[Required action]:
Each entry needs to be duplicated exactly.

Records drawn from a dataset
──────────────────────────────
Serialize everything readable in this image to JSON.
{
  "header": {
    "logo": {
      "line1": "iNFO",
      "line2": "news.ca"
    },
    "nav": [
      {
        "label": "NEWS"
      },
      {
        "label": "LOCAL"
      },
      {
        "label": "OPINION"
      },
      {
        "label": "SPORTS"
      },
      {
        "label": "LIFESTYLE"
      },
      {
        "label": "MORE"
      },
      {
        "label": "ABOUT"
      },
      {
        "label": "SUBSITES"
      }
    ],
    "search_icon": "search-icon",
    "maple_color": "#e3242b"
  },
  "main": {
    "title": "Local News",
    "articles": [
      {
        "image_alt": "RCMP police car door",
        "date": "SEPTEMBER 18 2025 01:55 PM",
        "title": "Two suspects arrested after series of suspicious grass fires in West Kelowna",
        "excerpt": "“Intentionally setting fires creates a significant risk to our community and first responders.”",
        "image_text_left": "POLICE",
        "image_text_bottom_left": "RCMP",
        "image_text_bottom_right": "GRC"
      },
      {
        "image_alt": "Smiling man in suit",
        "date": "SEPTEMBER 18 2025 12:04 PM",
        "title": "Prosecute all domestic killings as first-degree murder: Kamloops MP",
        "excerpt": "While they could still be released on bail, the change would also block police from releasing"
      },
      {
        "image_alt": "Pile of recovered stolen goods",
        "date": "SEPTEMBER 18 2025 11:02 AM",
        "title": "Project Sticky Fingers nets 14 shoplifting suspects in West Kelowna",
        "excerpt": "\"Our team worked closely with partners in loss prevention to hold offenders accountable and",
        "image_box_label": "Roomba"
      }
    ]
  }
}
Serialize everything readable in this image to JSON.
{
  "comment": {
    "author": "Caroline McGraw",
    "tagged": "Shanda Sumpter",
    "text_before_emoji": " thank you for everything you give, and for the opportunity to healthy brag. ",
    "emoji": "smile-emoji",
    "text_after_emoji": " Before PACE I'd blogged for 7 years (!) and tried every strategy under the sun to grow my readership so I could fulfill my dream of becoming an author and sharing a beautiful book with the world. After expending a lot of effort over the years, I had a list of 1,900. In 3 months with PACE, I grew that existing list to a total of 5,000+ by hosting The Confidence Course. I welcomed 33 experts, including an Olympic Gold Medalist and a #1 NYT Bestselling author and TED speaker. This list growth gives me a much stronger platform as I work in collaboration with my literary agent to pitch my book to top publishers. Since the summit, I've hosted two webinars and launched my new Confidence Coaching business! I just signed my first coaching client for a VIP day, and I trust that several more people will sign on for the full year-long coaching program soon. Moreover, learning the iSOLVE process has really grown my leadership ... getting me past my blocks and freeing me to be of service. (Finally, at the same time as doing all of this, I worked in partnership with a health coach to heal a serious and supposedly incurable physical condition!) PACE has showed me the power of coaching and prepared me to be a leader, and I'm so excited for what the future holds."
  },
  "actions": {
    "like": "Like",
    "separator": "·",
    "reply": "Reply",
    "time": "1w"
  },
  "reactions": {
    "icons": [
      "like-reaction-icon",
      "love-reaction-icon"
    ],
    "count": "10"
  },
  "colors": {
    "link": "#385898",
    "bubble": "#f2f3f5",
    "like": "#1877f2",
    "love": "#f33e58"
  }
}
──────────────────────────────
[Solution below]:
Serialize everything readable in this image to JSON.
{
  "header": {
    "logo": {
      "line1": "iNFO",
      "line2": "news.ca"
    },
    "nav": [
      {
        "label": "NEWS"
      },
      {
        "label": "LOCAL"
      },
      {
        "label": "OPINION"
      },
      {
        "label": "SPORTS"
      },
      {
        "label": "LIFESTYLE"
      },
      {
        "label": "MORE"
      },
      {
        "label": "ABOUT"
      },
      {
        "label": "SUBSITES"
      }
    ],
    "search_icon": "search-icon",
    "maple_color": "#e3242b"
  },
  "main": {
    "title": "Local News",
    "articles": [
      {
        "image_alt": "RCMP police car door",
        "date": "SEPTEMBER 18 2025 01:55 PM",
        "title": "Two suspects arrested after series of suspicious grass fires in West Kelowna",
        "excerpt": "“Intentionally setting fires creates a significant risk to our community and first responders.”",
        "image_text_left": "POLICE",
        "image_text_bottom_left": "RCMP",
        "image_text_bottom_right": "GRC"
      },
      {
        "image_alt": "Smiling man in suit",
        "date": "SEPTEMBER 18 2025 12:04 PM",
        "title": "Prosecute all domestic killings as first-degree murder: Kamloops MP",
        "excerpt": "While they could still be released on bail, the change would also block police from releasing"
      },
      {
        "image_alt": "Pile of recovered stolen goods",
        "date": "SEPTEMBER 18 2025 11:02 AM",
        "title": "Project Sticky Fingers nets 14 shoplifting suspects in West Kelowna",
        "excerpt": "\"Our team worked closely with partners in loss prevention to hold offenders accountable and",
        "image_box_label": "Roomba"
      }
    ]
  }
}
Serialize everything readable in this image to JSON.
{
  "comment": {
    "author": "Caroline McGraw",
    "tagged": "Shanda Sumpter",
    "text_before_emoji": " thank you for everything you give, and for the opportunity to healthy brag. ",
    "emoji": "smile-emoji",
    "text_after_emoji": " Before PACE I'd blogged for 7 years (!) and tried every strategy under the sun to grow my readership so I could fulfill my dream of becoming an author and sharing a beautiful book with the world. After expending a lot of effort over the years, I had a list of 1,900. In 3 months with PACE, I grew that existing list to a total of 5,000+ by hosting The Confidence Course. I welcomed 33 experts, including an Olympic Gold Medalist and a #1 NYT Bestselling author and TED speaker. This list growth gives me a much stronger platform as I work in collaboration with my literary agent to pitch my book to top publishers. Since the summit, I've hosted two webinars and launched my new Confidence Coaching business! I just signed my first coaching client for a VIP day, and I trust that several more people will sign on for the full year-long coaching program soon. Moreover, learning the iSOLVE process has really grown my leadership ... getting me past my blocks and freeing me to be of service. (Finally, at the same time as doing all of this, I worked in partnership with a health coach to heal a serious and supposedly incurable physical condition!) PACE has showed me the power of coaching and prepared me to be a leader, and I'm so excited for what the future holds."
  },
  "actions": {
    "like": "Like",
    "separator": "·",
    "reply": "Reply",
    "time": "1w"
  },
  "reactions": {
    "icons": [
      "like-reaction-icon",
      "love-reaction-icon"
    ],
    "count": "10"
  },
  "colors": {
    "link": "#385898",
    "bubble": "#f2f3f5",
    "like": "#1877f2",
    "love": "#f33e58"
  }
}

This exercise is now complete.